The plastics used are sturdy, bubble-free and I am quite happy with the material.
“From what I’ve heard about the quality of the resin, they should have stuck with metal.”
I honestly think it is just a VERY vocal minority of people complaining about this game. The quality of components, as well as the assembly required, aren’t nearly as bad as everyone that is complaining is trying to make them out to be. I think those people are just upset because they are boardgamers used to having cheap, single-part models ready to use…and are unpleasantly surprised that the game will require a bit of work before it’s ultimately ready to go. It’s nothing that a miniatures gamer should be surprised by….and Soda Pop is a miniature gaming company….not a boardgame company.
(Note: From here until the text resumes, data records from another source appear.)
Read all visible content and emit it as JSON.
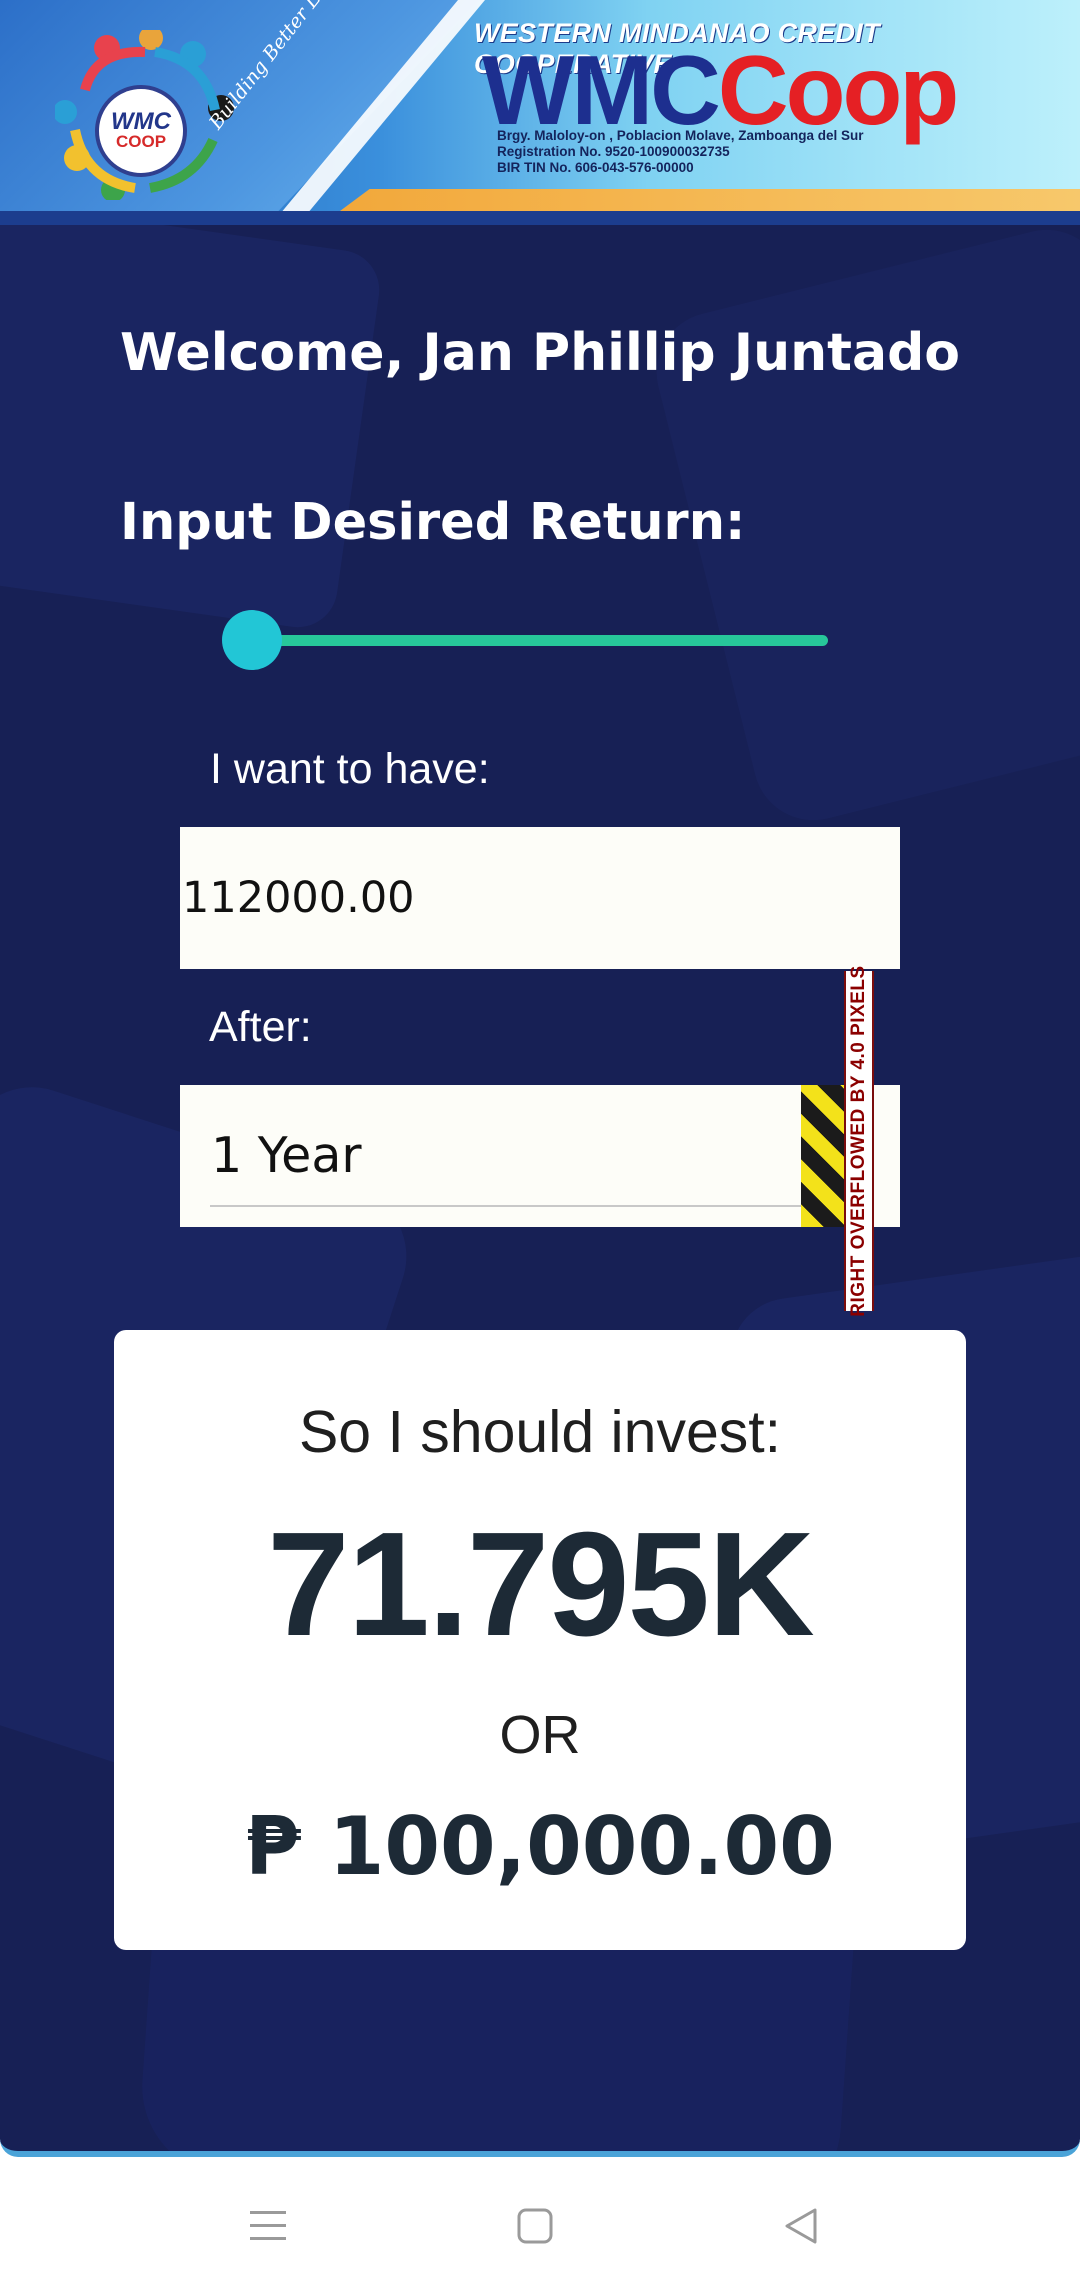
{
  "header": {
    "org_name": "WESTERN MINDANAO CREDIT COOPERATIVE",
    "brand_primary": "WMC",
    "brand_secondary": "Coop",
    "logo_line1": "WMC",
    "logo_line2": "COOP",
    "tagline": "Building Better Lives Together",
    "address": "Brgy. Maloloy-on , Poblacion Molave, Zamboanga del Sur",
    "registration": "Registration No. 9520-100900032735",
    "tin": "BIR TIN No. 606-043-576-00000",
    "colors": {
      "brand_blue": "#1d2f8f",
      "brand_red": "#e52024",
      "accent_orange": "#f2a83b"
    }
  },
  "welcome": "Welcome, Jan Phillip Juntado",
  "form": {
    "title": "Input Desired Return:",
    "slider": {
      "value_fraction": 0.0,
      "track_color": "#27c79a",
      "thumb_color": "#22c6d6"
    },
    "want_label": "I want to have:",
    "want_value": "112000.00",
    "after_label": "After:",
    "after_value": "1 Year",
    "overflow_debug_text": "RIGHT OVERFLOWED BY 4.0 PIXELS"
  },
  "result": {
    "label": "So I should invest:",
    "short_value": "71.795K",
    "or_text": "OR",
    "amount": "₱ 100,000.00"
  },
  "navbar": {
    "icons": [
      "menu-icon",
      "home-square-icon",
      "back-triangle-icon"
    ]
  }
}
Could be. I mean, frankly, if you put enough work into anything, you can make it just fine. But you may be right in the sense that if people see a box format tile game, they immediately think board game. What I am wondering is if they are miniatures, if there was a point to not going with metal. Or a higher quality resin if it is true that the resin is not as good as it could be.
Ok, I admit when I am wrong–this set took me 2.5 hrs to clean and assemble. It is just a LOT of minis…
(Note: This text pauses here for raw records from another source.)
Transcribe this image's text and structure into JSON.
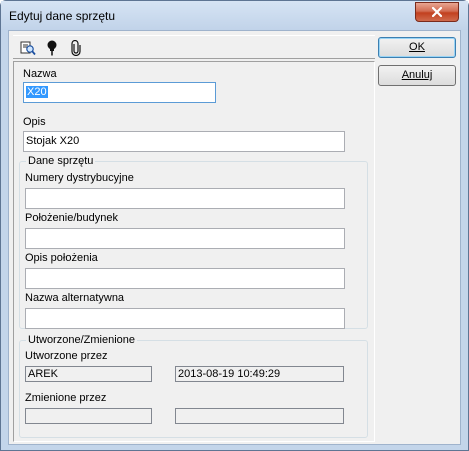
{
  "window": {
    "title": "Edytuj dane sprzętu"
  },
  "toolbar": {
    "icons": [
      "search-icon",
      "pin-icon",
      "paperclip-icon"
    ]
  },
  "form": {
    "name_label": "Nazwa",
    "name_value": "X20",
    "desc_label": "Opis",
    "desc_value": "Stojak X20"
  },
  "equipment": {
    "group_title": "Dane sprzętu",
    "serials_label": "Numery dystrybucyjne",
    "serials_value": "",
    "location_label": "Położenie/budynek",
    "location_value": "",
    "location_desc_label": "Opis położenia",
    "location_desc_value": "",
    "alt_name_label": "Nazwa alternatywna",
    "alt_name_value": ""
  },
  "audit": {
    "group_title": "Utworzone/Zmienione",
    "created_label": "Utworzone przez",
    "created_by": "AREK",
    "created_at": "2013-08-19 10:49:29",
    "modified_label": "Zmienione przez",
    "modified_by": "",
    "modified_at": ""
  },
  "buttons": {
    "ok": "OK",
    "cancel": "Anuluj"
  }
}
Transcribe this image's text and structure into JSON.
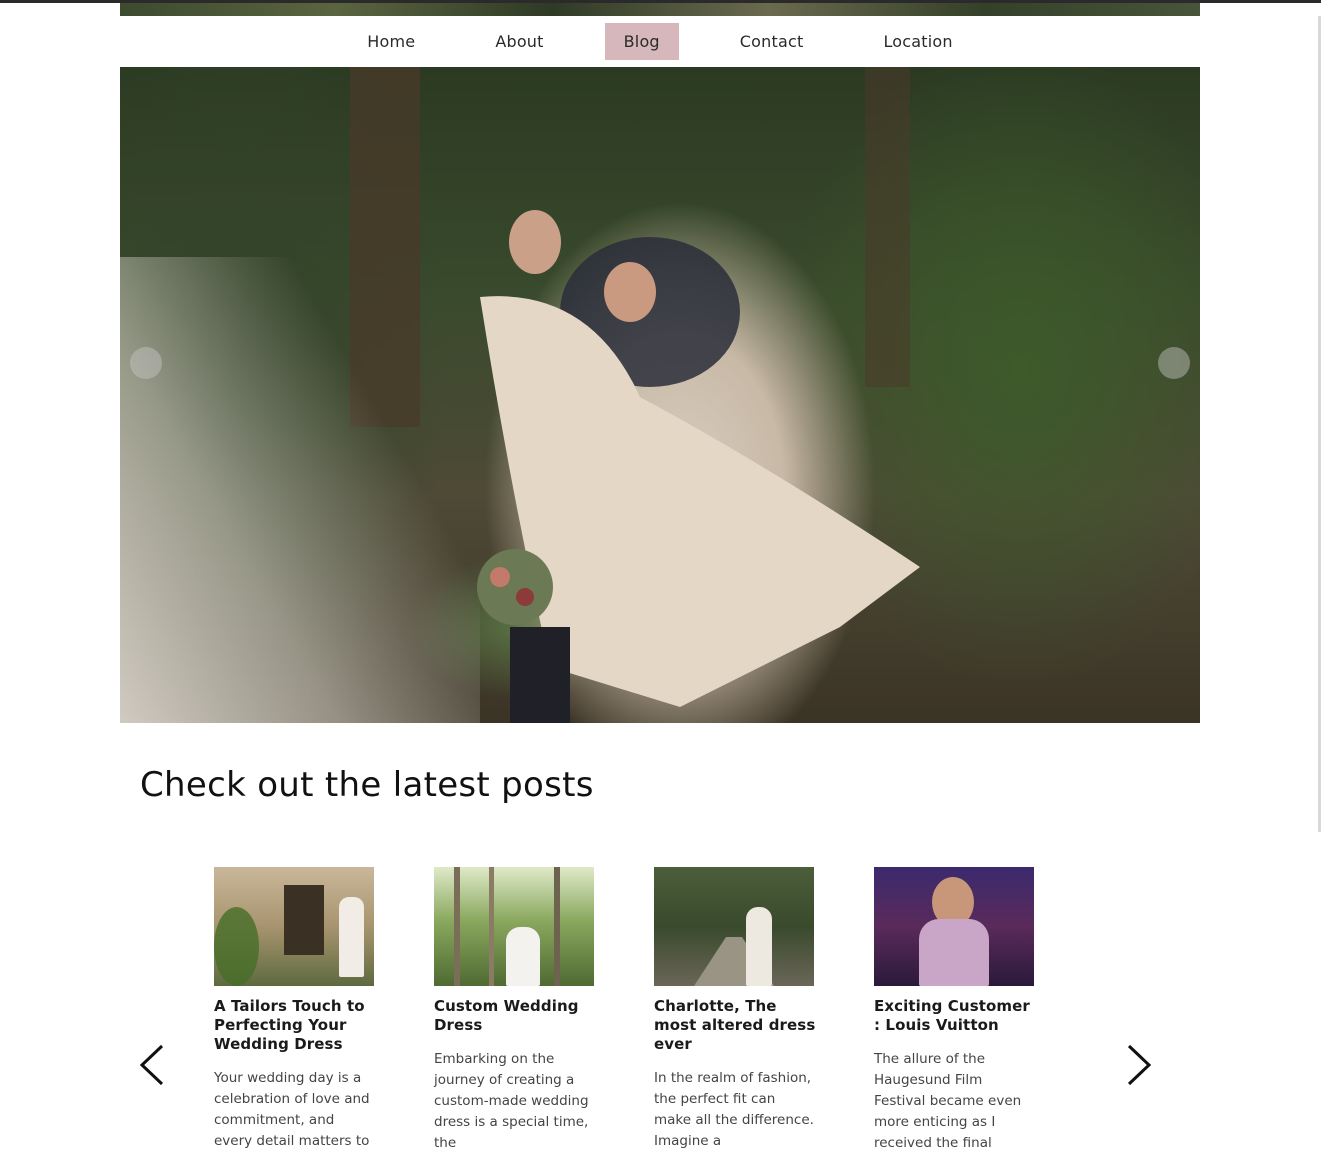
{
  "nav": {
    "items": [
      {
        "label": "Home"
      },
      {
        "label": "About"
      },
      {
        "label": "Blog",
        "active": true
      },
      {
        "label": "Contact"
      },
      {
        "label": "Location"
      }
    ],
    "active_color": "#d6b7bc"
  },
  "hero": {
    "image": "bride-groom-forest-photo"
  },
  "posts_section": {
    "title": "Check out the latest posts"
  },
  "posts": [
    {
      "title": "A Tailors Touch to Perfecting Your Wedding Dress",
      "excerpt": "Your wedding day is a celebration of love and commitment, and every detail matters to",
      "image": "couple-stone-doorway-photo"
    },
    {
      "title": "Custom Wedding Dress",
      "excerpt": "Embarking on the journey of creating a custom-made wedding dress is a special time, the",
      "image": "bride-in-birch-forest-photo"
    },
    {
      "title": "Charlotte, The most altered dress ever",
      "excerpt": "In the realm of fashion, the perfect fit can make all the difference. Imagine a",
      "image": "bride-on-forest-path-photo"
    },
    {
      "title": "Exciting Customer : Louis Vuitton",
      "excerpt": "The allure of the Haugesund Film Festival became even more enticing as I received the final",
      "image": "woman-on-stage-photo"
    }
  ]
}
Still, nothing hard at all–this is elementary stuff for even the beginning modeler.
Let me ask, how did you find the casts? Lots of mold lines? Not so many? Good fit and all that? Just curious.
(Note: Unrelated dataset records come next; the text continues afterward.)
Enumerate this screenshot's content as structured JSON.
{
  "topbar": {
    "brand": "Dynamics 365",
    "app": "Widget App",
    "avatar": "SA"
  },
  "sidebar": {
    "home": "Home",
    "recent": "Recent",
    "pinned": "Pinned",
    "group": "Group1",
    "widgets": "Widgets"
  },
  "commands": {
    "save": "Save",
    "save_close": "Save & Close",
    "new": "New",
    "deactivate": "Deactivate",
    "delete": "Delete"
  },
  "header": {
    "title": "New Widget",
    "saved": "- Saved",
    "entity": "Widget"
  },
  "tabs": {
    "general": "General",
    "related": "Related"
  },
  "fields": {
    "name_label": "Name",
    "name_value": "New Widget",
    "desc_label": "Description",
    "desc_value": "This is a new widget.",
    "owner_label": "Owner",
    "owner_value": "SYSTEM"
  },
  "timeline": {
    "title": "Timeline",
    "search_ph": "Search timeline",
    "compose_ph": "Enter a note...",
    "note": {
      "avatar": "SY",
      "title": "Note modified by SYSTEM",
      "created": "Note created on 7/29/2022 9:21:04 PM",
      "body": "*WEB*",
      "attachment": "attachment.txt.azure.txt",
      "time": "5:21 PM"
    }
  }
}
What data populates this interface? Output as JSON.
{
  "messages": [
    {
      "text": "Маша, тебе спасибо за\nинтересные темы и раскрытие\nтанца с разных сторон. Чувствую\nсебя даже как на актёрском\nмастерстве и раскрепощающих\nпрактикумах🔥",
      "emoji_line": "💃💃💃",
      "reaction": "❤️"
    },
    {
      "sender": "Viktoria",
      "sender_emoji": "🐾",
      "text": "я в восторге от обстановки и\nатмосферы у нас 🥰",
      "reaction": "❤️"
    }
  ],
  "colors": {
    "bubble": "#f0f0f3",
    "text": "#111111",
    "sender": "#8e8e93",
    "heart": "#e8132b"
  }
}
Very easy fits and joins–big tabs slide easily and snugly, for the most part. There were some small gaps, but I only felt the need to fill two. Good casting, on this end.
The sculpts are what they are, and one is either going to dig it or not. I think back to the first series of Batman the Animated Series–not so much detail but great use of negative space to create big blocks of color. The SDE poses and sculpt work are excellent, imo.
My only gripe is mold lines. Most are small, but they are prevalent (one even goes across a hero’s face–yuk). I took the time to go through and take care of them, which by far took the bulk of my prep time for these models. The actual gluing, however, goes fast and easy, with no ‘fiddly’ parts.
Pretty much my experience too, although I had some horrible mold lines and I’m going to need to spend some time with some boiling water soon.
I do wish the counters were better centered, though. Mine are quite offset.
Put the whole lot together in about 40 minutes without the plans. Great minis and a great game.
My copy of SDE showed up this weekend. I have to agree with most of the reasonable posts out there. This game is amazing. The quality of the plastics is great, assembly was very easy, and each piece is uniquely keyed so even without the instructions it was not hard to put them together. Remember the pre-school game where you put the wooden blocks into the appropriate whole, if you STILL struggle at getting all the blocks to fit you may want to steer away from this game it might not be developmentally appropriate for you.
If you are a perfectionist like me and come from the miniature world and are going to go on to file, prime and paint your mini’s to display level quality, you will be happy to know that it was an easy task with a jewelers file to clean them up. That being said if you do not have a lot of miniature experience and are worried you don’t have the experience to clean them up rest assured if you are only armed with a bottle of super glue your assembled game pieces will still look better than almost any board game you have ever purchased. It is very noticeable that these game pieces did not come from the board game world; they came from the world of miniature games that is filled with high quality plastics, metals and resins.
Seeing the instruction sheet here actually makes me want it more. I enjoy putting together models, and it shows just how intricate and dynamic they are. I’m a miniatures guy, not a board-gamer, at heart so this appeals to me.